**EXERCISE DATA:**

========================

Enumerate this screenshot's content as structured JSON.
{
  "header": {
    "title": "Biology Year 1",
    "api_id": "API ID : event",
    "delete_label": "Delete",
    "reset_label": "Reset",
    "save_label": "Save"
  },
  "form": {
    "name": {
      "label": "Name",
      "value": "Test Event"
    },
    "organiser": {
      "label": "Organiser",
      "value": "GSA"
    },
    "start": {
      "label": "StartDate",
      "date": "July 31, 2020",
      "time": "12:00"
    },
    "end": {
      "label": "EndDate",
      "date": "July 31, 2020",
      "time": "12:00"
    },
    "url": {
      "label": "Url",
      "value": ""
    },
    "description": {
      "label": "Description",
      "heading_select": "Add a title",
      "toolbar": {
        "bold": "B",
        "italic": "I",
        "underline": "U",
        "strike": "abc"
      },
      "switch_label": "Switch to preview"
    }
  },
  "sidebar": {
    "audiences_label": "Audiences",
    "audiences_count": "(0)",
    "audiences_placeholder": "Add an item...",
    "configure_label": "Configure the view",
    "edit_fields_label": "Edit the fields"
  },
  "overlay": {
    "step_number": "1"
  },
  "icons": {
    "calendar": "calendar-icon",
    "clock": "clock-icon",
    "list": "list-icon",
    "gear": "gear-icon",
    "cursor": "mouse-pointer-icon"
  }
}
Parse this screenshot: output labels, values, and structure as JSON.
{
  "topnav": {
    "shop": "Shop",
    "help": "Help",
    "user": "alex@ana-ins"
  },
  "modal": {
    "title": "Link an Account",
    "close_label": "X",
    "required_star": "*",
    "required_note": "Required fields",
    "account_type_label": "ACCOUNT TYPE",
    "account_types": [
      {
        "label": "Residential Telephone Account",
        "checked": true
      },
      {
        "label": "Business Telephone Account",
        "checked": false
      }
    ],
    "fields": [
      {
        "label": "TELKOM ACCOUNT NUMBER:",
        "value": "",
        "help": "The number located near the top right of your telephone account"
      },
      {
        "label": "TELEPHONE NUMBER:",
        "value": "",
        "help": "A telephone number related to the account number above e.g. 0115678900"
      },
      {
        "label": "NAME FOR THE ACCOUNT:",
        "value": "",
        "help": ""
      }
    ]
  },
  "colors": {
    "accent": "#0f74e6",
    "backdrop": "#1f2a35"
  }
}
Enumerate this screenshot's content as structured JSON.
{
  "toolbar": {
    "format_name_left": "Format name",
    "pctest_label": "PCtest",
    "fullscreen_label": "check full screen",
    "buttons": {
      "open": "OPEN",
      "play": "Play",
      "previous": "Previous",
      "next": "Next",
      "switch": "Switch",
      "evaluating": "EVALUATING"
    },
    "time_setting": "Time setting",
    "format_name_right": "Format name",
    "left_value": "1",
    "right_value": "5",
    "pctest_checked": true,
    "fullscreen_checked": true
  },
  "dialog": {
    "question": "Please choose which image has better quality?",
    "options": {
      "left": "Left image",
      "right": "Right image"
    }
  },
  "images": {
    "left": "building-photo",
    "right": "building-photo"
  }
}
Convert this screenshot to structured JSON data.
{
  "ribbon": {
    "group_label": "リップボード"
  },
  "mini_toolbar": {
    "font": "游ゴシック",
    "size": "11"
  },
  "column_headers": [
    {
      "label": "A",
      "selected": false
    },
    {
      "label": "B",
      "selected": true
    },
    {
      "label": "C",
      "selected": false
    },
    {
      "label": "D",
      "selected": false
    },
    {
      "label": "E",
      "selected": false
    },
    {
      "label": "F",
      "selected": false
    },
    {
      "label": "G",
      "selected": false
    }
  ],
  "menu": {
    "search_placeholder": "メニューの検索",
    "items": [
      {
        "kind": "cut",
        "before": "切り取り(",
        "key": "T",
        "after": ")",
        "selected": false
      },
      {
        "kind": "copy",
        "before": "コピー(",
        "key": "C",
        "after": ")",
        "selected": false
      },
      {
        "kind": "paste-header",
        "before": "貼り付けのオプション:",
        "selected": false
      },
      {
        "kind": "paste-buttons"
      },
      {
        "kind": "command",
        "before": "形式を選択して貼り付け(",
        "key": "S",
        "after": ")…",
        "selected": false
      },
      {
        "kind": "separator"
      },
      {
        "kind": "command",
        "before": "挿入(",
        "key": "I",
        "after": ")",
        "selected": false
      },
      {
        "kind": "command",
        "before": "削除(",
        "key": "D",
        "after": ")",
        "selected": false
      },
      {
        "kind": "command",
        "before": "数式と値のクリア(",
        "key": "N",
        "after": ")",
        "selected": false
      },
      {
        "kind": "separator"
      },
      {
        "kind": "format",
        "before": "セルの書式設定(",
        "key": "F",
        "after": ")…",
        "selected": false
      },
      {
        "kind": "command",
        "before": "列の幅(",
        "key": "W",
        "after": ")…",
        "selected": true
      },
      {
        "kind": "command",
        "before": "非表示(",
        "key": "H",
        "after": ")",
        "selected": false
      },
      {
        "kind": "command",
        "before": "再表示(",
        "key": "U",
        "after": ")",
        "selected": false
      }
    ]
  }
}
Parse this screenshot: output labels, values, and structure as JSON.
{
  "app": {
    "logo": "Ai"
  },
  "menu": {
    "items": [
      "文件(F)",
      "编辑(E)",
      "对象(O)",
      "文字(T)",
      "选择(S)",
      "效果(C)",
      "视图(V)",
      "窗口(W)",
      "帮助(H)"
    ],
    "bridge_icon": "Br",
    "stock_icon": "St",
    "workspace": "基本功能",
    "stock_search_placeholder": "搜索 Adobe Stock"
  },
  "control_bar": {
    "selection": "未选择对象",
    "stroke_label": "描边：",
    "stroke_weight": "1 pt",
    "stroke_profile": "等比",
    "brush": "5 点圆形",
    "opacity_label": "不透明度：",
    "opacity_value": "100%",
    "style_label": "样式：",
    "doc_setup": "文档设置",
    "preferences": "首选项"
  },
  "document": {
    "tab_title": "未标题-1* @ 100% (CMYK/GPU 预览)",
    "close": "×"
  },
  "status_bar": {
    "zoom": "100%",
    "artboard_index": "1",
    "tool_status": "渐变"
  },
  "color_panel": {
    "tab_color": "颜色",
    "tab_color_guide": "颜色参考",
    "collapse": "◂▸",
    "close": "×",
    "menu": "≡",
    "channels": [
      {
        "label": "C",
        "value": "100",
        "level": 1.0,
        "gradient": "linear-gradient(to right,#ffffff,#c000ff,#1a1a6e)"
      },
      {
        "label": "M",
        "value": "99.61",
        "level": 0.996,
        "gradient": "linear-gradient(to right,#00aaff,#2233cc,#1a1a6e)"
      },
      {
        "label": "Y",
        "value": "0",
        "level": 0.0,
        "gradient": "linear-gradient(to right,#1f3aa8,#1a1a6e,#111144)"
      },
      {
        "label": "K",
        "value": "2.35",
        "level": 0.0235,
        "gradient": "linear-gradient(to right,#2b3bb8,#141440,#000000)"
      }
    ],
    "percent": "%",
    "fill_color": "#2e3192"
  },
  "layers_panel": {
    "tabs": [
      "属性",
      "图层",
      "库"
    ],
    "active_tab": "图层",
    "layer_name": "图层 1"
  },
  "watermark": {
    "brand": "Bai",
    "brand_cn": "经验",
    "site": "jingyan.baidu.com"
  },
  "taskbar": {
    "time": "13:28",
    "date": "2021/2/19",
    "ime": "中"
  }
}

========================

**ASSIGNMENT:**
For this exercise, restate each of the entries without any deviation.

**EXERCISE SOLUTION:**
Enumerate this screenshot's content as structured JSON.
{
  "header": {
    "title": "Biology Year 1",
    "api_id": "API ID : event",
    "delete_label": "Delete",
    "reset_label": "Reset",
    "save_label": "Save"
  },
  "form": {
    "name": {
      "label": "Name",
      "value": "Test Event"
    },
    "organiser": {
      "label": "Organiser",
      "value": "GSA"
    },
    "start": {
      "label": "StartDate",
      "date": "July 31, 2020",
      "time": "12:00"
    },
    "end": {
      "label": "EndDate",
      "date": "July 31, 2020",
      "time": "12:00"
    },
    "url": {
      "label": "Url",
      "value": ""
    },
    "description": {
      "label": "Description",
      "heading_select": "Add a title",
      "toolbar": {
        "bold": "B",
        "italic": "I",
        "underline": "U",
        "strike": "abc"
      },
      "switch_label": "Switch to preview"
    }
  },
  "sidebar": {
    "audiences_label": "Audiences",
    "audiences_count": "(0)",
    "audiences_placeholder": "Add an item...",
    "configure_label": "Configure the view",
    "edit_fields_label": "Edit the fields"
  },
  "overlay": {
    "step_number": "1"
  },
  "icons": {
    "calendar": "calendar-icon",
    "clock": "clock-icon",
    "list": "list-icon",
    "gear": "gear-icon",
    "cursor": "mouse-pointer-icon"
  }
}
Parse this screenshot: output labels, values, and structure as JSON.
{
  "topnav": {
    "shop": "Shop",
    "help": "Help",
    "user": "alex@ana-ins"
  },
  "modal": {
    "title": "Link an Account",
    "close_label": "X",
    "required_star": "*",
    "required_note": "Required fields",
    "account_type_label": "ACCOUNT TYPE",
    "account_types": [
      {
        "label": "Residential Telephone Account",
        "checked": true
      },
      {
        "label": "Business Telephone Account",
        "checked": false
      }
    ],
    "fields": [
      {
        "label": "TELKOM ACCOUNT NUMBER:",
        "value": "",
        "help": "The number located near the top right of your telephone account"
      },
      {
        "label": "TELEPHONE NUMBER:",
        "value": "",
        "help": "A telephone number related to the account number above e.g. 0115678900"
      },
      {
        "label": "NAME FOR THE ACCOUNT:",
        "value": "",
        "help": ""
      }
    ]
  },
  "colors": {
    "accent": "#0f74e6",
    "backdrop": "#1f2a35"
  }
}
Enumerate this screenshot's content as structured JSON.
{
  "toolbar": {
    "format_name_left": "Format name",
    "pctest_label": "PCtest",
    "fullscreen_label": "check full screen",
    "buttons": {
      "open": "OPEN",
      "play": "Play",
      "previous": "Previous",
      "next": "Next",
      "switch": "Switch",
      "evaluating": "EVALUATING"
    },
    "time_setting": "Time setting",
    "format_name_right": "Format name",
    "left_value": "1",
    "right_value": "5",
    "pctest_checked": true,
    "fullscreen_checked": true
  },
  "dialog": {
    "question": "Please choose which image has better quality?",
    "options": {
      "left": "Left image",
      "right": "Right image"
    }
  },
  "images": {
    "left": "building-photo",
    "right": "building-photo"
  }
}
Convert this screenshot to structured JSON data.
{
  "ribbon": {
    "group_label": "リップボード"
  },
  "mini_toolbar": {
    "font": "游ゴシック",
    "size": "11"
  },
  "column_headers": [
    {
      "label": "A",
      "selected": false
    },
    {
      "label": "B",
      "selected": true
    },
    {
      "label": "C",
      "selected": false
    },
    {
      "label": "D",
      "selected": false
    },
    {
      "label": "E",
      "selected": false
    },
    {
      "label": "F",
      "selected": false
    },
    {
      "label": "G",
      "selected": false
    }
  ],
  "menu": {
    "search_placeholder": "メニューの検索",
    "items": [
      {
        "kind": "cut",
        "before": "切り取り(",
        "key": "T",
        "after": ")",
        "selected": false
      },
      {
        "kind": "copy",
        "before": "コピー(",
        "key": "C",
        "after": ")",
        "selected": false
      },
      {
        "kind": "paste-header",
        "before": "貼り付けのオプション:",
        "selected": false
      },
      {
        "kind": "paste-buttons"
      },
      {
        "kind": "command",
        "before": "形式を選択して貼り付け(",
        "key": "S",
        "after": ")…",
        "selected": false
      },
      {
        "kind": "separator"
      },
      {
        "kind": "command",
        "before": "挿入(",
        "key": "I",
        "after": ")",
        "selected": false
      },
      {
        "kind": "command",
        "before": "削除(",
        "key": "D",
        "after": ")",
        "selected": false
      },
      {
        "kind": "command",
        "before": "数式と値のクリア(",
        "key": "N",
        "after": ")",
        "selected": false
      },
      {
        "kind": "separator"
      },
      {
        "kind": "format",
        "before": "セルの書式設定(",
        "key": "F",
        "after": ")…",
        "selected": false
      },
      {
        "kind": "command",
        "before": "列の幅(",
        "key": "W",
        "after": ")…",
        "selected": true
      },
      {
        "kind": "command",
        "before": "非表示(",
        "key": "H",
        "after": ")",
        "selected": false
      },
      {
        "kind": "command",
        "before": "再表示(",
        "key": "U",
        "after": ")",
        "selected": false
      }
    ]
  }
}
Parse this screenshot: output labels, values, and structure as JSON.
{
  "app": {
    "logo": "Ai"
  },
  "menu": {
    "items": [
      "文件(F)",
      "编辑(E)",
      "对象(O)",
      "文字(T)",
      "选择(S)",
      "效果(C)",
      "视图(V)",
      "窗口(W)",
      "帮助(H)"
    ],
    "bridge_icon": "Br",
    "stock_icon": "St",
    "workspace": "基本功能",
    "stock_search_placeholder": "搜索 Adobe Stock"
  },
  "control_bar": {
    "selection": "未选择对象",
    "stroke_label": "描边：",
    "stroke_weight": "1 pt",
    "stroke_profile": "等比",
    "brush": "5 点圆形",
    "opacity_label": "不透明度：",
    "opacity_value": "100%",
    "style_label": "样式：",
    "doc_setup": "文档设置",
    "preferences": "首选项"
  },
  "document": {
    "tab_title": "未标题-1* @ 100% (CMYK/GPU 预览)",
    "close": "×"
  },
  "status_bar": {
    "zoom": "100%",
    "artboard_index": "1",
    "tool_status": "渐变"
  },
  "color_panel": {
    "tab_color": "颜色",
    "tab_color_guide": "颜色参考",
    "collapse": "◂▸",
    "close": "×",
    "menu": "≡",
    "channels": [
      {
        "label": "C",
        "value": "100",
        "level": 1.0,
        "gradient": "linear-gradient(to right,#ffffff,#c000ff,#1a1a6e)"
      },
      {
        "label": "M",
        "value": "99.61",
        "level": 0.996,
        "gradient": "linear-gradient(to right,#00aaff,#2233cc,#1a1a6e)"
      },
      {
        "label": "Y",
        "value": "0",
        "level": 0.0,
        "gradient": "linear-gradient(to right,#1f3aa8,#1a1a6e,#111144)"
      },
      {
        "label": "K",
        "value": "2.35",
        "level": 0.0235,
        "gradient": "linear-gradient(to right,#2b3bb8,#141440,#000000)"
      }
    ],
    "percent": "%",
    "fill_color": "#2e3192"
  },
  "layers_panel": {
    "tabs": [
      "属性",
      "图层",
      "库"
    ],
    "active_tab": "图层",
    "layer_name": "图层 1"
  },
  "watermark": {
    "brand": "Bai",
    "brand_cn": "经验",
    "site": "jingyan.baidu.com"
  },
  "taskbar": {
    "time": "13:28",
    "date": "2021/2/19",
    "ime": "中"
  }
}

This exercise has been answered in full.